Kia Breaux, bureau chief for The Associated Press in Kansas City, has been picked for a study exchange program in Brazil. The program, sponsored by the Rotary Foundation, each year sends a team of young professionals to another country for a month-long vocational and cultural exchange. This year’s group left April 29. The foundation helps promote world understanding and peace through an international humanitarian, educational and cultural exchange programs.
Carlton Houston, a 1987 KCABJ academy graduate and former president, has been named news director of the Oklahoma City NBC affiliate KFOR. Carlton had been in Tulsa at ABC affiliate KTUL.
Kamariah Al-Amin, a KCABJ academy graduate in 2012, was the valedictorian at the African-Centered College Preparatory Academy graduation on May 15 at the Scottish Rite Temple. She will be attending the University of Missouri-Columbia in the fall, majoring in journalism.

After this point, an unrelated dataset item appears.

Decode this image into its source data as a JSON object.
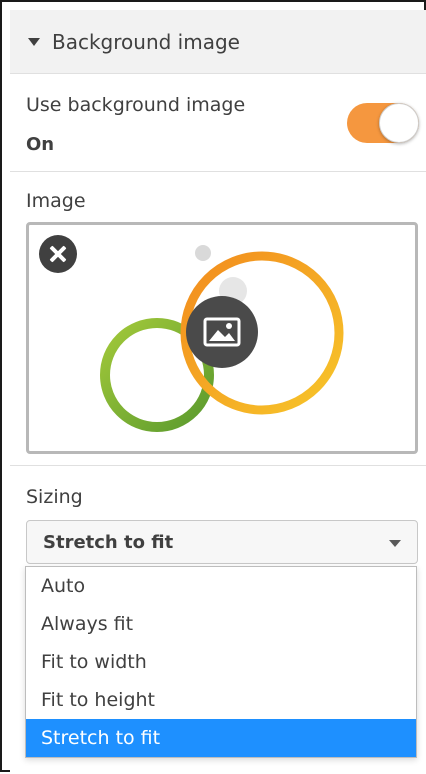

KCABJ Vice President-Print Ramanda Hicks at the May membership meeting shared a thank you card from the True Light Family Resource Center, where KCABJ did its day of service, speaking with people about preparing for jobs. “The ladies really enjoyed having KCABJ come out and speak. You are a blessing,” the note said.